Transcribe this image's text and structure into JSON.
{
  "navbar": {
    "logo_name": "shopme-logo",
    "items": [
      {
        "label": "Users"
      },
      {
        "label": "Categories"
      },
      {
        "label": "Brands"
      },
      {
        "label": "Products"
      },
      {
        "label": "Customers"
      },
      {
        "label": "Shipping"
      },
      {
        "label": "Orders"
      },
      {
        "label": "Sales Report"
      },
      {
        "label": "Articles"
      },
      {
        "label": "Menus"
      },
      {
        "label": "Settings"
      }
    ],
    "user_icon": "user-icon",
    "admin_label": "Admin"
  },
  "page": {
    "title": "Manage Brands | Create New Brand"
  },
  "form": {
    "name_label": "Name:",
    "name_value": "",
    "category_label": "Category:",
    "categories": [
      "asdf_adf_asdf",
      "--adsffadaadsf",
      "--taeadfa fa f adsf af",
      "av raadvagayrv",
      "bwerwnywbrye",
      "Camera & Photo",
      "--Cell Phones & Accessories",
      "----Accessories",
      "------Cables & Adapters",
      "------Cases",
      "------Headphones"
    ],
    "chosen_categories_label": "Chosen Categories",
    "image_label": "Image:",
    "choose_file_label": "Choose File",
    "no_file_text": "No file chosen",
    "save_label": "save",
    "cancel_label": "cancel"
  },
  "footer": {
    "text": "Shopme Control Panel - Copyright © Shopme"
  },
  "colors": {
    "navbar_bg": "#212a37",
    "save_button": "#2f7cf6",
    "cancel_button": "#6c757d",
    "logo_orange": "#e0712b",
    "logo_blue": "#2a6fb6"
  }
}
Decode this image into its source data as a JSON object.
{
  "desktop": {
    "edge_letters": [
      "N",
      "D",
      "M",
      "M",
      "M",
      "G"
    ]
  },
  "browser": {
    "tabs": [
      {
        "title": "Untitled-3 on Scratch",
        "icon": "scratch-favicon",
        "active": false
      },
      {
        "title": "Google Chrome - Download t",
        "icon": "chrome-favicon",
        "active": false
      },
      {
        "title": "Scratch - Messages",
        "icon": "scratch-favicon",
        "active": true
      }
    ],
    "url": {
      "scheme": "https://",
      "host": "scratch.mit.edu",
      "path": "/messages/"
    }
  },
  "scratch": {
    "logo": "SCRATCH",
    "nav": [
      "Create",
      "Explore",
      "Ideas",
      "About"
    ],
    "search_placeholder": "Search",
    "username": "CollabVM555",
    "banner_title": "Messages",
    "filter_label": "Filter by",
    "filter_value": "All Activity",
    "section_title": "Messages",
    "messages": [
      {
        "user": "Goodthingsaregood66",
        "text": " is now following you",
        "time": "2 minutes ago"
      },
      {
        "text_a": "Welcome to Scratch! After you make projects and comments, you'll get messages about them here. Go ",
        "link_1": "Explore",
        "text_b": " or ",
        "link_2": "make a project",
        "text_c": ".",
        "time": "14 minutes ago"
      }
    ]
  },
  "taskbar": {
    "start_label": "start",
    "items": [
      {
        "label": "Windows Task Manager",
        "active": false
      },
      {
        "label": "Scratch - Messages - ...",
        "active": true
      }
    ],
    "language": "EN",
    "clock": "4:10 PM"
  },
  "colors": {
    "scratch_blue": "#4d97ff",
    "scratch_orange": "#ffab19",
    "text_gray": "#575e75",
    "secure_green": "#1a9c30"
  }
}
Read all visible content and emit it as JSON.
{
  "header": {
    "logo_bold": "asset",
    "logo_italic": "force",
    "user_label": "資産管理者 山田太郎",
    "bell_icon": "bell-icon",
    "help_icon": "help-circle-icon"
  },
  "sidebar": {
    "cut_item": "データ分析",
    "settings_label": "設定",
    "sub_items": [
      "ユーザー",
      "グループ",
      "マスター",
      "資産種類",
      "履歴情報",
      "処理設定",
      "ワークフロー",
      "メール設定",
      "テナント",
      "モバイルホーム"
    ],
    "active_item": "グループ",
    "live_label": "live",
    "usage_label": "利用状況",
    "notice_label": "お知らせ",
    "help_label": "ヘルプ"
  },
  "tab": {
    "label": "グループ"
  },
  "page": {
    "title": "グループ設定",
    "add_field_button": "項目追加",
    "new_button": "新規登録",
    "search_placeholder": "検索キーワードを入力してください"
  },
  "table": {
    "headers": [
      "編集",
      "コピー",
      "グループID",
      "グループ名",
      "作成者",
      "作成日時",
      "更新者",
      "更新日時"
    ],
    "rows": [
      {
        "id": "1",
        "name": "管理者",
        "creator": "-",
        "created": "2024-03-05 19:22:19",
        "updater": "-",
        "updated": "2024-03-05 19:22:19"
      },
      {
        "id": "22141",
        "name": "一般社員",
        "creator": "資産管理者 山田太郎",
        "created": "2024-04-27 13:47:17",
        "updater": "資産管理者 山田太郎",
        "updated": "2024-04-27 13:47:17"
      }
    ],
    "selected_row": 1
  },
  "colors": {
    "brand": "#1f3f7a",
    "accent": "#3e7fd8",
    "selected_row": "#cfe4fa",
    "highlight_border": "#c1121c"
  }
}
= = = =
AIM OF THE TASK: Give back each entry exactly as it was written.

EXERCISE ANSWER:
Transcribe this image's text and structure into JSON.
{
  "navbar": {
    "logo_name": "shopme-logo",
    "items": [
      {
        "label": "Users"
      },
      {
        "label": "Categories"
      },
      {
        "label": "Brands"
      },
      {
        "label": "Products"
      },
      {
        "label": "Customers"
      },
      {
        "label": "Shipping"
      },
      {
        "label": "Orders"
      },
      {
        "label": "Sales Report"
      },
      {
        "label": "Articles"
      },
      {
        "label": "Menus"
      },
      {
        "label": "Settings"
      }
    ],
    "user_icon": "user-icon",
    "admin_label": "Admin"
  },
  "page": {
    "title": "Manage Brands | Create New Brand"
  },
  "form": {
    "name_label": "Name:",
    "name_value": "",
    "category_label": "Category:",
    "categories": [
      "asdf_adf_asdf",
      "--adsffadaadsf",
      "--taeadfa fa f adsf af",
      "av raadvagayrv",
      "bwerwnywbrye",
      "Camera & Photo",
      "--Cell Phones & Accessories",
      "----Accessories",
      "------Cables & Adapters",
      "------Cases",
      "------Headphones"
    ],
    "chosen_categories_label": "Chosen Categories",
    "image_label": "Image:",
    "choose_file_label": "Choose File",
    "no_file_text": "No file chosen",
    "save_label": "save",
    "cancel_label": "cancel"
  },
  "footer": {
    "text": "Shopme Control Panel - Copyright © Shopme"
  },
  "colors": {
    "navbar_bg": "#212a37",
    "save_button": "#2f7cf6",
    "cancel_button": "#6c757d",
    "logo_orange": "#e0712b",
    "logo_blue": "#2a6fb6"
  }
}
Decode this image into its source data as a JSON object.
{
  "desktop": {
    "edge_letters": [
      "N",
      "D",
      "M",
      "M",
      "M",
      "G"
    ]
  },
  "browser": {
    "tabs": [
      {
        "title": "Untitled-3 on Scratch",
        "icon": "scratch-favicon",
        "active": false
      },
      {
        "title": "Google Chrome - Download t",
        "icon": "chrome-favicon",
        "active": false
      },
      {
        "title": "Scratch - Messages",
        "icon": "scratch-favicon",
        "active": true
      }
    ],
    "url": {
      "scheme": "https://",
      "host": "scratch.mit.edu",
      "path": "/messages/"
    }
  },
  "scratch": {
    "logo": "SCRATCH",
    "nav": [
      "Create",
      "Explore",
      "Ideas",
      "About"
    ],
    "search_placeholder": "Search",
    "username": "CollabVM555",
    "banner_title": "Messages",
    "filter_label": "Filter by",
    "filter_value": "All Activity",
    "section_title": "Messages",
    "messages": [
      {
        "user": "Goodthingsaregood66",
        "text": " is now following you",
        "time": "2 minutes ago"
      },
      {
        "text_a": "Welcome to Scratch! After you make projects and comments, you'll get messages about them here. Go ",
        "link_1": "Explore",
        "text_b": " or ",
        "link_2": "make a project",
        "text_c": ".",
        "time": "14 minutes ago"
      }
    ]
  },
  "taskbar": {
    "start_label": "start",
    "items": [
      {
        "label": "Windows Task Manager",
        "active": false
      },
      {
        "label": "Scratch - Messages - ...",
        "active": true
      }
    ],
    "language": "EN",
    "clock": "4:10 PM"
  },
  "colors": {
    "scratch_blue": "#4d97ff",
    "scratch_orange": "#ffab19",
    "text_gray": "#575e75",
    "secure_green": "#1a9c30"
  }
}
Read all visible content and emit it as JSON.
{
  "header": {
    "logo_bold": "asset",
    "logo_italic": "force",
    "user_label": "資産管理者 山田太郎",
    "bell_icon": "bell-icon",
    "help_icon": "help-circle-icon"
  },
  "sidebar": {
    "cut_item": "データ分析",
    "settings_label": "設定",
    "sub_items": [
      "ユーザー",
      "グループ",
      "マスター",
      "資産種類",
      "履歴情報",
      "処理設定",
      "ワークフロー",
      "メール設定",
      "テナント",
      "モバイルホーム"
    ],
    "active_item": "グループ",
    "live_label": "live",
    "usage_label": "利用状況",
    "notice_label": "お知らせ",
    "help_label": "ヘルプ"
  },
  "tab": {
    "label": "グループ"
  },
  "page": {
    "title": "グループ設定",
    "add_field_button": "項目追加",
    "new_button": "新規登録",
    "search_placeholder": "検索キーワードを入力してください"
  },
  "table": {
    "headers": [
      "編集",
      "コピー",
      "グループID",
      "グループ名",
      "作成者",
      "作成日時",
      "更新者",
      "更新日時"
    ],
    "rows": [
      {
        "id": "1",
        "name": "管理者",
        "creator": "-",
        "created": "2024-03-05 19:22:19",
        "updater": "-",
        "updated": "2024-03-05 19:22:19"
      },
      {
        "id": "22141",
        "name": "一般社員",
        "creator": "資産管理者 山田太郎",
        "created": "2024-04-27 13:47:17",
        "updater": "資産管理者 山田太郎",
        "updated": "2024-04-27 13:47:17"
      }
    ],
    "selected_row": 1
  },
  "colors": {
    "brand": "#1f3f7a",
    "accent": "#3e7fd8",
    "selected_row": "#cfe4fa",
    "highlight_border": "#c1121c"
  }
}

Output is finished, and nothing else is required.